to the effort to get orrible lee waller and out of jail what specifically outraged us because we really felt that there hadn't been any wrongdoing on his part. and because he was a person who acted on principle and rejected a plea deal that was offered by the prosecutors that this ended up biting him in the butt you seem pretty confident going into the trial what happened right well it it seems like everything that could have gone wrong did go wrong i mean the level of preparation was just not there according to l molay wallers the original lawyer did not conduct in person interviews with his witnesses and failed to call additional witnesses who could have helped the case. the break that lee needed was a new trial there's no doubt in my mind that were this case to be
retried with a really gung ho attorney with a team of experts behind him or her. lee would have gone free. but john how are you i'm doing well i'm just going through these transcripts we finally got them in now we can start going forward with the appeal at ever own pocket elbel they hired florida defense attorney jaya bologna to work on wallers appeal. my crew and i are headed down to orlando to talk with giant learn more about wallers case. the unbelievable case you know i have children i have two daughters and if i felt like children or my wife being threatened i would want to protect myself whenever you have a jury listening to family members usually one time to tell and discredit them versus
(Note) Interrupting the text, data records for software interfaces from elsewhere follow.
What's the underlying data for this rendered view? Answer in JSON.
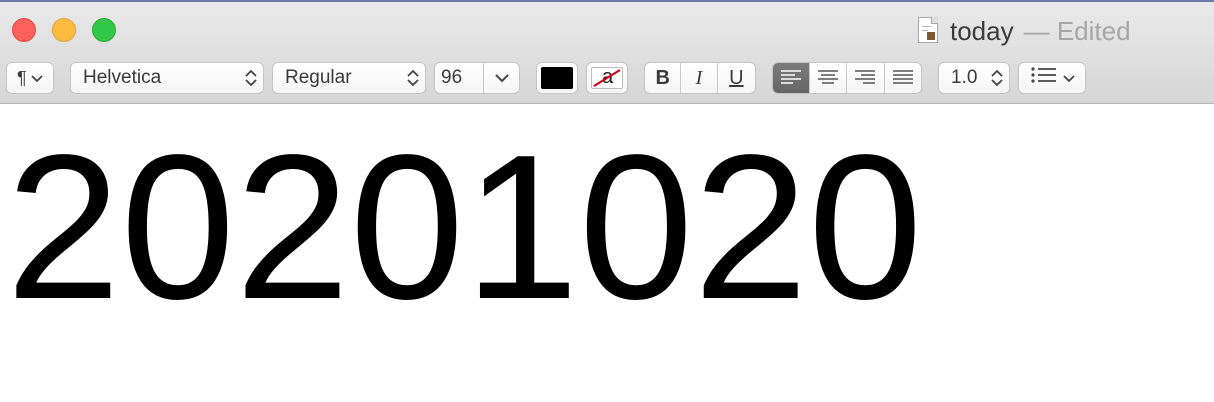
{
  "window": {
    "title": "today",
    "title_suffix": "— Edited"
  },
  "toolbar": {
    "paragraph_style_symbol": "¶",
    "font_family": "Helvetica",
    "typeface": "Regular",
    "font_size": "96",
    "text_color": "#000000",
    "highlight_symbol": "a",
    "bold_label": "B",
    "italic_label": "I",
    "underline_label": "U",
    "alignment_selected": "left",
    "line_spacing": "1.0"
  },
  "document": {
    "text": "20201020"
  },
  "colors": {
    "close": "#fc605c",
    "minimize": "#fdbc40",
    "zoom": "#34c84a",
    "strike_red": "#d0021b"
  }
}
being biased so it came down to a story of believe or says the boyfriend well the boyfriend story you have a saying that someone's pointing a gun in their face and shooting it and there's both a hole that lines up so i think the jury just decided to discredit the self-defense and well it was a friend at the time of the shooting the boyfriend who's name we've agreed to keep it not amisse was dating sara sixteen year old daughter was the jury aware firing a gun could result in a twenty year sentence when you go to a jury as an attorney and you know the judge they're not allowed to tell you what the maximum penalty is or what the sentence is going to be because as to when influential on their jury and on their decision on their deliberations so they didn't know they may have just thought he may get us up on the rest and be like oh i don't believe they actually knew the severity of what was going to be said. defense team is currently waiting for the judge's ruling and his appeal.
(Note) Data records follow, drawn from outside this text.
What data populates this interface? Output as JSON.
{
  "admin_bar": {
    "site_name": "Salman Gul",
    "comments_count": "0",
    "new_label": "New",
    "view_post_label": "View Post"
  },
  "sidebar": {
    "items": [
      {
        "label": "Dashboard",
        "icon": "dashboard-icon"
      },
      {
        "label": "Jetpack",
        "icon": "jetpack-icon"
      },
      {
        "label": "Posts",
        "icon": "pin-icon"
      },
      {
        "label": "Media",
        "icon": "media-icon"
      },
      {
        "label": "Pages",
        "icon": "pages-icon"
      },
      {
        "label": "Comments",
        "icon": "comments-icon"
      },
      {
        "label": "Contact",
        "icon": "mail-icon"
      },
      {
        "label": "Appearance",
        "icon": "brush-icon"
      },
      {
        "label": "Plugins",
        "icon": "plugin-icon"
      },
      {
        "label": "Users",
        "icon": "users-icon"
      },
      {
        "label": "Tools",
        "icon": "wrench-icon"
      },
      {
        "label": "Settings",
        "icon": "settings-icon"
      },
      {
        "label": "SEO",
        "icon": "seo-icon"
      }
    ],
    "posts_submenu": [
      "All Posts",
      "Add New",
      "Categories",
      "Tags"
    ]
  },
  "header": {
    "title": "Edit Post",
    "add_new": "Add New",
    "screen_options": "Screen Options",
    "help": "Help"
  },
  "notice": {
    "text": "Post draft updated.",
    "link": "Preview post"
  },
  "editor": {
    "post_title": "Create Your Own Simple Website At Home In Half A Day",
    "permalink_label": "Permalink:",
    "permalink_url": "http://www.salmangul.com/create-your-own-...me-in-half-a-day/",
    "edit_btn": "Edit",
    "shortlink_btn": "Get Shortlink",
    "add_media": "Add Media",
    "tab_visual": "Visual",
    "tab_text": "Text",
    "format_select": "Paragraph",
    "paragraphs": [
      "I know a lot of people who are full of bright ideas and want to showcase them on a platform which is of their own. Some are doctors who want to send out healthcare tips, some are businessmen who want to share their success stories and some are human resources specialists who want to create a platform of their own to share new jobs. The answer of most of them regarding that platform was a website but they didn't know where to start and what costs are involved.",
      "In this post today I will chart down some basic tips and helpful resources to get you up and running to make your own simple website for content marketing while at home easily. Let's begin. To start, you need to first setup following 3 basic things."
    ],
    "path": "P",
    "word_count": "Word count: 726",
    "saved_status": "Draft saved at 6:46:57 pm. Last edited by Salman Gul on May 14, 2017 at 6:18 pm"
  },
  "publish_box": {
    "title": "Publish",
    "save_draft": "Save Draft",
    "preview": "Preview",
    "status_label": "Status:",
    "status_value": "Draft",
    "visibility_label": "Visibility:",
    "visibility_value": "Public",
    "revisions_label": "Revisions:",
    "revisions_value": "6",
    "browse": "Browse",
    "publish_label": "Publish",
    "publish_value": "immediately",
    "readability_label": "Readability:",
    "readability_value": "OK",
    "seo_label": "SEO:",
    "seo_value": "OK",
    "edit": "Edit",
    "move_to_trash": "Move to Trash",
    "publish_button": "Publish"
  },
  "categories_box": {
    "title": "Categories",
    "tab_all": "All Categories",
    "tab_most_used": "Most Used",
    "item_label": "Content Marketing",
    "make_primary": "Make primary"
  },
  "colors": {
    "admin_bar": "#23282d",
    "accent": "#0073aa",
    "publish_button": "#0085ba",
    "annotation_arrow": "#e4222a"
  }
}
headed to interview while the network color correctional facility just south of tallahassee or so far he has served six of his twenty year sentence from what i can tell well or doesn't fit the. description of your average gun felon he's a middle aged married man with two daughters no prior criminal record worked in business management at sea world and lived in the suburbs of orlando. both i'm joe berlinger that's me just to make you sort. of just curious how it's been. i'm not doing too poorly except my skin seems to be boiling off from something i picked up. here about a year and a half ago but i took some damage early on and it just. i mean i had my teeth when i came in here six years ago and you ever imagined you would end up in a place like this oh my gosh no i mean i've taught college i have a master's degree. this is about the last thing in the world i have.